START Data supplied
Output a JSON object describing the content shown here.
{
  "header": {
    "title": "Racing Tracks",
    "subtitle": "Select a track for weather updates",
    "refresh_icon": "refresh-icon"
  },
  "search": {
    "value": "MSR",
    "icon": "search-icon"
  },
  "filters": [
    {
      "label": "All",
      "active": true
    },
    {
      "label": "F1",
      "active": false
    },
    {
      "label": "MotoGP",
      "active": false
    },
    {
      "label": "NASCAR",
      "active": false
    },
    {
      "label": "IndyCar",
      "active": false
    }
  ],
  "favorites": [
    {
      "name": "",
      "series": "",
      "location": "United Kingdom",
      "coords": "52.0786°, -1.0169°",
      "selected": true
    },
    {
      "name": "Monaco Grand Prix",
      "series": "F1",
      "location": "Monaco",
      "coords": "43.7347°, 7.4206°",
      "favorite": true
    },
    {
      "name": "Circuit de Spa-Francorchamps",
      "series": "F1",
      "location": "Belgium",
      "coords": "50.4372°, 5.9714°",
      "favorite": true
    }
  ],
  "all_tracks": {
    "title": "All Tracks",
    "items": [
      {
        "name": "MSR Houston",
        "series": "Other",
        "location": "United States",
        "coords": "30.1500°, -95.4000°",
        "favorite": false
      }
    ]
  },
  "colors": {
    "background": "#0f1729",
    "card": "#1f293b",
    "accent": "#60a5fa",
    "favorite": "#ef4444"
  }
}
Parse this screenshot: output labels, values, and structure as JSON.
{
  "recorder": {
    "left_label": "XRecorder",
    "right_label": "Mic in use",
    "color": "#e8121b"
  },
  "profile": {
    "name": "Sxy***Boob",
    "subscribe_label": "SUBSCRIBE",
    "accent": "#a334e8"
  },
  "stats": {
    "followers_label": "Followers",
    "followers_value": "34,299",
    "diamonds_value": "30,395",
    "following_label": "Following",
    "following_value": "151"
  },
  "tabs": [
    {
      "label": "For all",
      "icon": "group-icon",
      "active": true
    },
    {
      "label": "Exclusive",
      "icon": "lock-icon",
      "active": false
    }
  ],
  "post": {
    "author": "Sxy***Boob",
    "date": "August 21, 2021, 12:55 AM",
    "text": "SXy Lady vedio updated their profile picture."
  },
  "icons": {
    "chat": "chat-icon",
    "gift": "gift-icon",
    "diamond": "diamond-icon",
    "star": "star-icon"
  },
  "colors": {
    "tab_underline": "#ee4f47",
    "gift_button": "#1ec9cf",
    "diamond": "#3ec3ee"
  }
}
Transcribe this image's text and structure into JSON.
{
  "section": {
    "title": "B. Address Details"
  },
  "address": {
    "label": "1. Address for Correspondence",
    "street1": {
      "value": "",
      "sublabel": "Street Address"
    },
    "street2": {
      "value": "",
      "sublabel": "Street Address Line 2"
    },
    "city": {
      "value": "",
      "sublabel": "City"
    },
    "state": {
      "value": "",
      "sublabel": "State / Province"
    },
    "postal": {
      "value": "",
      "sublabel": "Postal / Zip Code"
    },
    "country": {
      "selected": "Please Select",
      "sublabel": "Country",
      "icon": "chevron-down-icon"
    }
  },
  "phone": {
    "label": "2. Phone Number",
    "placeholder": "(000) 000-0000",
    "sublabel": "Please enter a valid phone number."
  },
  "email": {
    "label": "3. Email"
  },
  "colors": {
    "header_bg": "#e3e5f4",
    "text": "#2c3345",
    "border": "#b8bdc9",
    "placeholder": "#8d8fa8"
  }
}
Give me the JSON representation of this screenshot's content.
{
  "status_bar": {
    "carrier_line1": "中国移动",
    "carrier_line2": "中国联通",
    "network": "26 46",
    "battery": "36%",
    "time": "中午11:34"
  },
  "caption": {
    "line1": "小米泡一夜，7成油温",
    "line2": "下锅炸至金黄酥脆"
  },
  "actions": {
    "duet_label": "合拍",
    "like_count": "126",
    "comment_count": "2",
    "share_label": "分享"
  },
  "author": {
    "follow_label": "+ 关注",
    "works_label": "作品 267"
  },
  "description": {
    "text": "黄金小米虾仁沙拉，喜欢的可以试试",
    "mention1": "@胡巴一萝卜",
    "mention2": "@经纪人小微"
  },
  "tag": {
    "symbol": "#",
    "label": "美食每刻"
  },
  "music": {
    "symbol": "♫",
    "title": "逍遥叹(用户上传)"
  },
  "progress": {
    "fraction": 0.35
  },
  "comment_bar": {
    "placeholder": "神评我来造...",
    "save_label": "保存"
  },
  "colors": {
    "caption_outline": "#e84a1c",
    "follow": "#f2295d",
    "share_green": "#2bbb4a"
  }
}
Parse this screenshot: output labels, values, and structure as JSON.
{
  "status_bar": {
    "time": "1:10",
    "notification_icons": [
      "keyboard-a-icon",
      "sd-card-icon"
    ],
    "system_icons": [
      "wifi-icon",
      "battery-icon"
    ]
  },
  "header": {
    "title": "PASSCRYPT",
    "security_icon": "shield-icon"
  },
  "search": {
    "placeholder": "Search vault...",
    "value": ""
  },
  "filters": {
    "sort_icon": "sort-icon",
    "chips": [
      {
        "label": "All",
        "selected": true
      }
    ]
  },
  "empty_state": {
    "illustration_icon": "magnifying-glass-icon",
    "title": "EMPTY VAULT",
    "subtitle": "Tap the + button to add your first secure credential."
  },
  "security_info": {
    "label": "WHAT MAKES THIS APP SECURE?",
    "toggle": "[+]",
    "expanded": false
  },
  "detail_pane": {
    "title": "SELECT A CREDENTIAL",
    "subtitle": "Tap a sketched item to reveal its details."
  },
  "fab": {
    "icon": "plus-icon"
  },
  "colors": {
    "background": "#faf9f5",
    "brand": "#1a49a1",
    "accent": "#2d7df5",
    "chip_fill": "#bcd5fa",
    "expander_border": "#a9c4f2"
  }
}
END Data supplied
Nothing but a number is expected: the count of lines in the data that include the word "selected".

> _Solved exercise_: 3